The other day, Amanda, who is currently teaching AP Biology, noted that among the various sources she had at hand, including a couple of textbooks, the number of cells that make up human body seemed to range from about five trillion to fifty trillion with a scattering of numbers in between. It is not clear why this number matters but I suppose if we want to impress students with the smallness of cells and the complexity of life it is worth pointing out, and if it is worth pointing out it might be worth getting it right. So, how many are there?
I believe the correct answer is in the upper end of the range Amanda cited, and here’s why.
According to various sources, the following is more or less true:

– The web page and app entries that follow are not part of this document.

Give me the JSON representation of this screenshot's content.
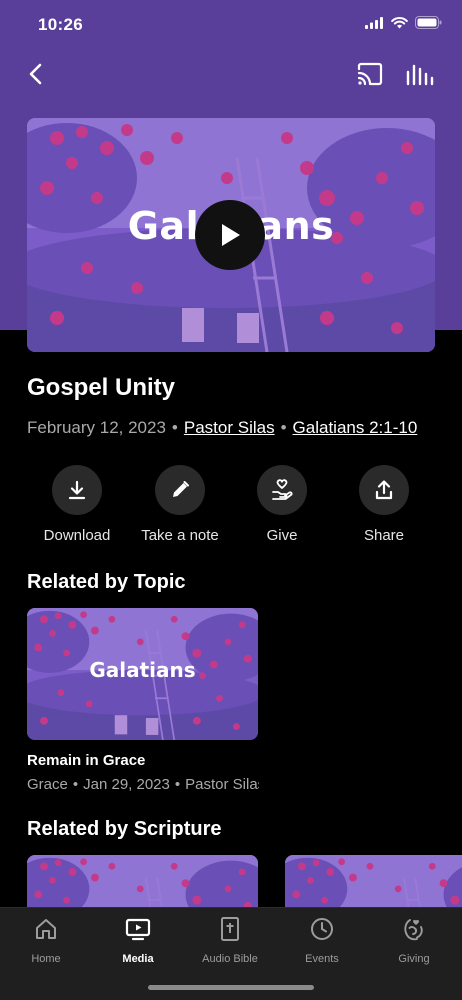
{
  "status": {
    "time": "10:26"
  },
  "hero": {
    "overlay_word": "Galatians"
  },
  "sermon": {
    "title": "Gospel Unity",
    "date": "February 12, 2023",
    "speaker": "Pastor Silas",
    "scripture": "Galatians 2:1-10"
  },
  "actions": [
    {
      "label": "Download",
      "icon": "download-icon"
    },
    {
      "label": "Take a note",
      "icon": "pencil-icon"
    },
    {
      "label": "Give",
      "icon": "give-icon"
    },
    {
      "label": "Share",
      "icon": "share-icon"
    }
  ],
  "related_topic": {
    "heading": "Related by Topic",
    "items": [
      {
        "overlay_word": "Galatians",
        "title": "Remain in Grace",
        "series": "Grace",
        "date": "Jan 29, 2023",
        "speaker": "Pastor Silas"
      }
    ]
  },
  "related_scripture": {
    "heading": "Related by Scripture"
  },
  "tabs": [
    {
      "label": "Home",
      "icon": "home-icon",
      "active": false
    },
    {
      "label": "Media",
      "icon": "media-icon",
      "active": true
    },
    {
      "label": "Audio Bible",
      "icon": "bible-icon",
      "active": false
    },
    {
      "label": "Events",
      "icon": "clock-icon",
      "active": false
    },
    {
      "label": "Giving",
      "icon": "giving-icon",
      "active": false
    }
  ],
  "colors": {
    "brand_purple": "#5a3f9a",
    "background": "#000000",
    "tabbar": "#1f1f1f"
  }
}
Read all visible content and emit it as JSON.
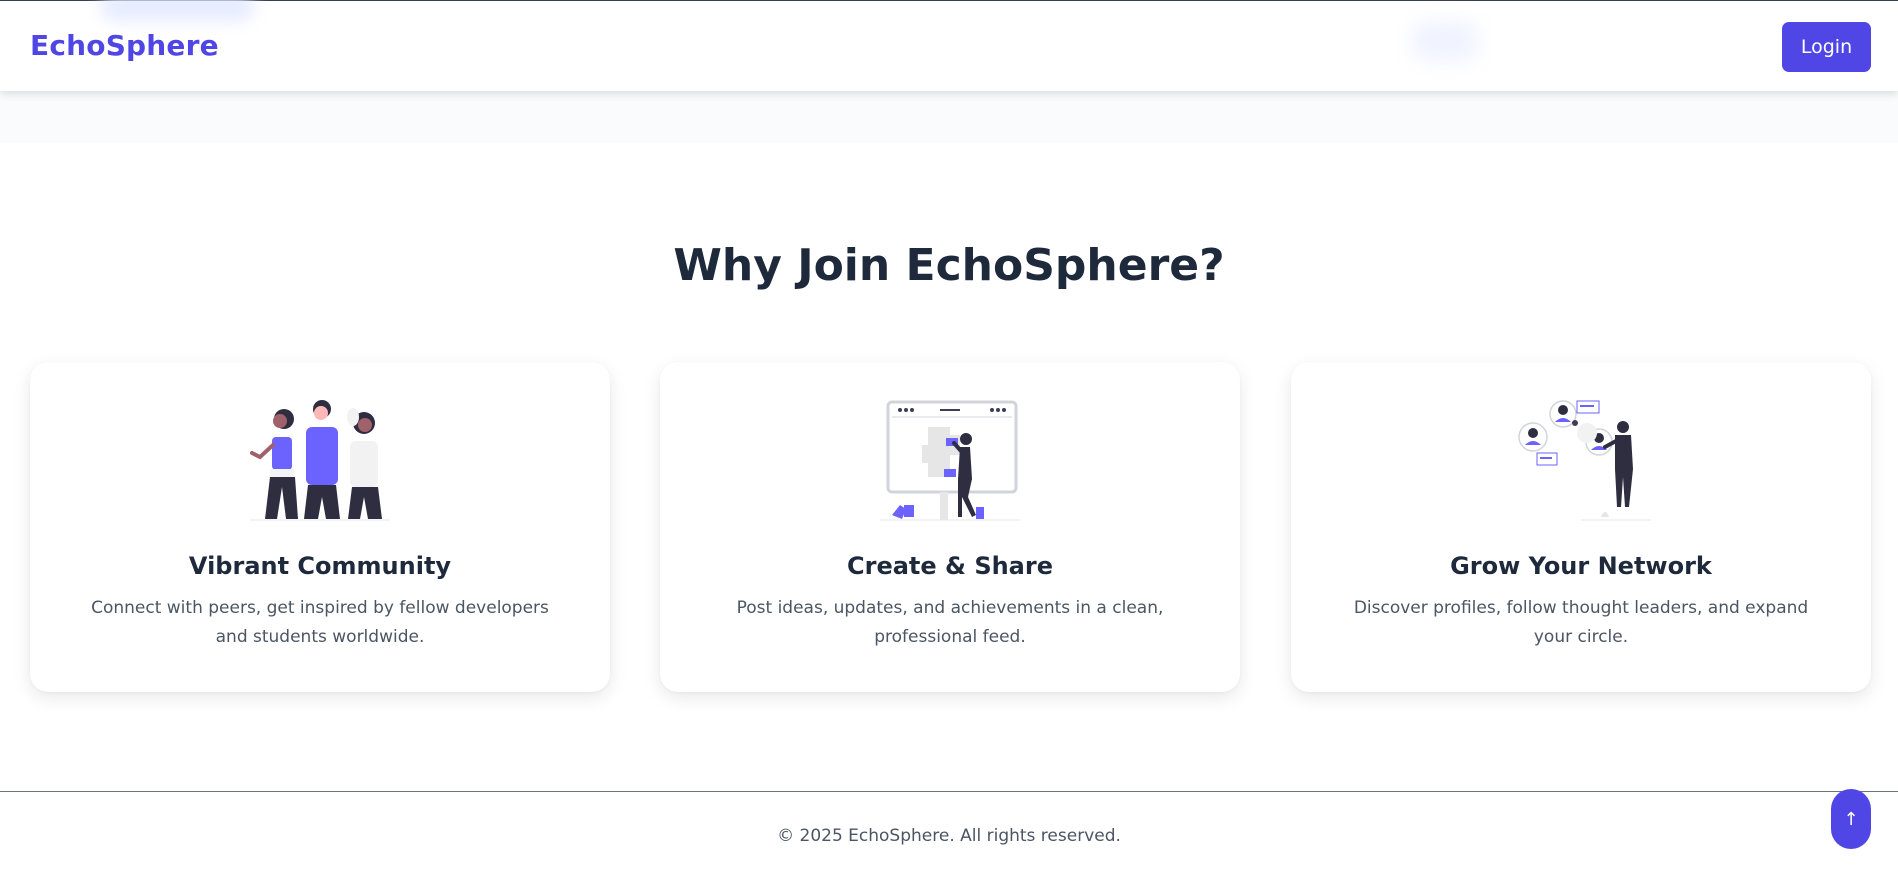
{
  "header": {
    "logo": "EchoSphere",
    "login_label": "Login"
  },
  "features": {
    "title": "Why Join EchoSphere?",
    "cards": [
      {
        "icon": "community-people-illustration",
        "title": "Vibrant Community",
        "description": "Connect with peers, get inspired by fellow developers and students worldwide."
      },
      {
        "icon": "create-share-board-illustration",
        "title": "Create & Share",
        "description": "Post ideas, updates, and achievements in a clean, professional feed."
      },
      {
        "icon": "network-profiles-illustration",
        "title": "Grow Your Network",
        "description": "Discover profiles, follow thought leaders, and expand your circle."
      }
    ]
  },
  "footer": {
    "copyright": "© 2025 EchoSphere. All rights reserved."
  },
  "scroll_top": {
    "icon": "arrow-up-icon",
    "label": "↑"
  },
  "colors": {
    "accent": "#4f46e5",
    "heading": "#1e293b",
    "body_text": "#4b5563"
  }
}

Adult people (for our present purposes) weigh between 60 and 90 kg. (I’m ignoring small populations here because this is mainly for American Audiences.) The amount of bone in a body … the non-cellular part … is between 14 and 20 percent. The amount of blood that is not cellular (i.e, that is water) is about 5% of the total body mass. The mass of a typical body cell is about one gram times ten to the negative nine, or one nanogram.
… do the math …
I get about 46 to 68 trillion.
Bigger people (using these weight ranges) would have a larger proportion of lean mass in bone, and if some off that extra mass in the range of human weights is increased fat percentage, then some of that mass is accounted for by either more fat cells or enlarged fat cells. For these and other reasons, as mass goes up the rate of additional cells goes down, so the higher end of that range is probably an exaggeration. There are other things in the body that need to be subtracted as well, including connective tissue that has very few cells in it, bacteria welcome and unwelcome alike, etc. etc.
Which brings us to a comfortable estimate of “about 50 trillion, give or take a few trillion.”
Is that satisfactory?
You can get most of the base numbers here, of course.